Where in the data below does the word "date" appear? Copy every line that has it.

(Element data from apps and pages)
*** Block opens ***

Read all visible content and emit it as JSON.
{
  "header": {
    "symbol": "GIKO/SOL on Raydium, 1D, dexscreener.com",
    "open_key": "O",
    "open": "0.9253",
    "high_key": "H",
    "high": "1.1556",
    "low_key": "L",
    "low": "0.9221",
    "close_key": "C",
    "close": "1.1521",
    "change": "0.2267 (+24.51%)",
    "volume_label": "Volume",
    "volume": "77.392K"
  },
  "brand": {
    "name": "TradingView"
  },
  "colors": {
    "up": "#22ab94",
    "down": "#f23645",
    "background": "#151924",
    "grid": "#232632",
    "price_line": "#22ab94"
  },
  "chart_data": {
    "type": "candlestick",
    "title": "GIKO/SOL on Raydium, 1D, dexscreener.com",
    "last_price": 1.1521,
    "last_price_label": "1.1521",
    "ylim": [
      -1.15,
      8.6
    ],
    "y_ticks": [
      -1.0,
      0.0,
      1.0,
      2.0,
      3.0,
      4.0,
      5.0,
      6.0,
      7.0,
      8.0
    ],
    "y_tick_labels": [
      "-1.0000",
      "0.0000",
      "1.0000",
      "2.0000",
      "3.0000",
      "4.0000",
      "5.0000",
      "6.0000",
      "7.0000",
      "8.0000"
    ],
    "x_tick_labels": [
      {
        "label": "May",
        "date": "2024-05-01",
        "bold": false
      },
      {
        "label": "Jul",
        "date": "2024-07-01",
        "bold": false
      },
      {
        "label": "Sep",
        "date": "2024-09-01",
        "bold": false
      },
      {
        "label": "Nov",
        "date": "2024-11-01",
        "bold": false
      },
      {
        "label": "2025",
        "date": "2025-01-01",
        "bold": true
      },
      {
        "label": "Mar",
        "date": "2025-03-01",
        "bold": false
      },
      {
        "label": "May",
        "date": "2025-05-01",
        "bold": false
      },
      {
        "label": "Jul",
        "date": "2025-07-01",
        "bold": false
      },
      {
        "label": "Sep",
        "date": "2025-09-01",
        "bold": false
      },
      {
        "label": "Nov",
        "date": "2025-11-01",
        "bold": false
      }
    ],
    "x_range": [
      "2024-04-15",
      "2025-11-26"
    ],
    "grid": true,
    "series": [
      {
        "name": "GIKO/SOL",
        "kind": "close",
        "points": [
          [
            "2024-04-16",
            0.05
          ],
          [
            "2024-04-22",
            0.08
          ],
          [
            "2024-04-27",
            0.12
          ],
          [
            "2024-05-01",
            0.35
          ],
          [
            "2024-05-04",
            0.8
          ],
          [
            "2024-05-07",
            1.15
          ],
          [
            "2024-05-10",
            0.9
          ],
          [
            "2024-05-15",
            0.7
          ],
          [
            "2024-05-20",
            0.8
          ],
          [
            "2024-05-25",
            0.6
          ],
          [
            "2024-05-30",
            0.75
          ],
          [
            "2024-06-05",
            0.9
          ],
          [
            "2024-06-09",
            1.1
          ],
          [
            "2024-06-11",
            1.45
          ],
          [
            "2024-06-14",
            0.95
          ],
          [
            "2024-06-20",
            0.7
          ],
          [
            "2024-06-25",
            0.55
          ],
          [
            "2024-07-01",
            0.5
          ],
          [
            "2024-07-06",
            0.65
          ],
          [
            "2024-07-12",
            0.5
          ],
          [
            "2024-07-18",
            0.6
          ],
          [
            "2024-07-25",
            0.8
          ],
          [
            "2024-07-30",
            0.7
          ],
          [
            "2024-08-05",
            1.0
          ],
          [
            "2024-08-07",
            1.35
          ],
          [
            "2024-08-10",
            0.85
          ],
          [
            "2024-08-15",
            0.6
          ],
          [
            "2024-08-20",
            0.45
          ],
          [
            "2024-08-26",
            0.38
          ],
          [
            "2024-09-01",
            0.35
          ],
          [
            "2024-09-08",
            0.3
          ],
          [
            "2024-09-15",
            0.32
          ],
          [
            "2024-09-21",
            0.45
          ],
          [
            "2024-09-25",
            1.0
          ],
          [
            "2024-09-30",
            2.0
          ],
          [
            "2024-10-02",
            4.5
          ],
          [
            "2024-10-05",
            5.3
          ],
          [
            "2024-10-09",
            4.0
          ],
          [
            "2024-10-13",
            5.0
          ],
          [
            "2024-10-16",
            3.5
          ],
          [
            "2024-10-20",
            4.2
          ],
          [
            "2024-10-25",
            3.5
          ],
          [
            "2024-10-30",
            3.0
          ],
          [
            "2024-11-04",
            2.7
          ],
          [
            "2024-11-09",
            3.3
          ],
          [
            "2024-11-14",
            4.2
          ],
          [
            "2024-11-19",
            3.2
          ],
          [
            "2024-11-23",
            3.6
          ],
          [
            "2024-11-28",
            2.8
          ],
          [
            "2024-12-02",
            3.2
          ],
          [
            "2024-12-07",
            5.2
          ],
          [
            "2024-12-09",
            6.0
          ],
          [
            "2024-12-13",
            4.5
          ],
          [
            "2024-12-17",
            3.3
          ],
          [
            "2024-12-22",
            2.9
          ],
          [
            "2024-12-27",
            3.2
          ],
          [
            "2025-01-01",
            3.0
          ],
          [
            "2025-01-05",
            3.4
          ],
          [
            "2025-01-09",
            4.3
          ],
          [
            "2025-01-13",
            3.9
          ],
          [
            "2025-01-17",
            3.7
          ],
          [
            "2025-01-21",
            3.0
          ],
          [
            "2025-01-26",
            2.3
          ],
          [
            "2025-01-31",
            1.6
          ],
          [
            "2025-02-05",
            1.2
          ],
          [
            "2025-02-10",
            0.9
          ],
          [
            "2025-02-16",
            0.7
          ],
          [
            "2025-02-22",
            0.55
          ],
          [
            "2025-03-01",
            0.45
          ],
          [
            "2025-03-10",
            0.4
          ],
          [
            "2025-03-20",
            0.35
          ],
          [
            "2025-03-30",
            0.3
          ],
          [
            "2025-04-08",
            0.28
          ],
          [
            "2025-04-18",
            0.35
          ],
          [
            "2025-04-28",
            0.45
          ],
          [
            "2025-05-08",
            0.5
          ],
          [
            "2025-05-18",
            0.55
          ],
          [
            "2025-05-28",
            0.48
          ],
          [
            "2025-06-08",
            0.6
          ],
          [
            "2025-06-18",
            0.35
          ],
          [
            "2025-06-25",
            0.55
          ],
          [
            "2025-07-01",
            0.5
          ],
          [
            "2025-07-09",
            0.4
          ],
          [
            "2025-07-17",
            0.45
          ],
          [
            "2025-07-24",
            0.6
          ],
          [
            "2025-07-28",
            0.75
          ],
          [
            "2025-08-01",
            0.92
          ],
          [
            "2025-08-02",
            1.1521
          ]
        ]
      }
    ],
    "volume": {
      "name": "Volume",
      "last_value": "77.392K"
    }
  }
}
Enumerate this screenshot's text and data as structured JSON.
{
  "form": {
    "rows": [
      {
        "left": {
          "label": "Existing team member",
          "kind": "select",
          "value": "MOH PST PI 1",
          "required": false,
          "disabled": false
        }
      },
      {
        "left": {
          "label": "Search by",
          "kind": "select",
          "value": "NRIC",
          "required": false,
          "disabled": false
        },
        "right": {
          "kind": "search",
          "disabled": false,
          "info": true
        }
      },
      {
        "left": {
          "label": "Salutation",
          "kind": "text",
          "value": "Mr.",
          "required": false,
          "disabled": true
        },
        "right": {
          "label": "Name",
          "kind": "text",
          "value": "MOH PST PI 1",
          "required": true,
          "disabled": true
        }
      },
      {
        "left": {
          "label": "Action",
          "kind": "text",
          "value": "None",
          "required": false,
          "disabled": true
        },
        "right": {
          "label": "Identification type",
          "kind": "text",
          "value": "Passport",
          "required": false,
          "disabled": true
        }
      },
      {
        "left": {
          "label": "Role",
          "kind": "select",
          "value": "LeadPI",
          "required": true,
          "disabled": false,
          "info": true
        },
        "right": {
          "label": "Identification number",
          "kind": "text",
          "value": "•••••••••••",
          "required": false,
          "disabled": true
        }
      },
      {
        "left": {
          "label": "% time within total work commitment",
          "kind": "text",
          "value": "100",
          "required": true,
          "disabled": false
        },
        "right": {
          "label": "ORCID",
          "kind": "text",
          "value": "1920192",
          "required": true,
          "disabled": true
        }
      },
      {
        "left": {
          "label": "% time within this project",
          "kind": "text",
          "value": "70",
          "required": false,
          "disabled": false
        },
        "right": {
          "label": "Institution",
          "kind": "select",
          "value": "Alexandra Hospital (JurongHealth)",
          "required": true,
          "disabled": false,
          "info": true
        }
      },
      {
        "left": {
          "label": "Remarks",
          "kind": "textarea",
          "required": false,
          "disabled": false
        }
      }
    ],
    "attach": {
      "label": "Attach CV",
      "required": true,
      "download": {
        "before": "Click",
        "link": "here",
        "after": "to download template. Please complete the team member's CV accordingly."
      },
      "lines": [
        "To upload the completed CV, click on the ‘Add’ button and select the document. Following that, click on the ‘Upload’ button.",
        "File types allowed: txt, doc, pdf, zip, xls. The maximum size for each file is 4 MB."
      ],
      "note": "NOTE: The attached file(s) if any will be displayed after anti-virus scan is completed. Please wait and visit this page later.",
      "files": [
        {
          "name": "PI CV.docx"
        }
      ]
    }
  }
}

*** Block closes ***

• _EXERCISE OUTPUT_
        "date": "2024-05-01",
        "date": "2024-07-01",
        "date": "2024-09-01",
        "date": "2024-11-01",
        "date": "2025-01-01",
        "date": "2025-03-01",
        "date": "2025-05-01",
        "date": "2025-07-01",
        "date": "2025-09-01",
        "date": "2025-11-01",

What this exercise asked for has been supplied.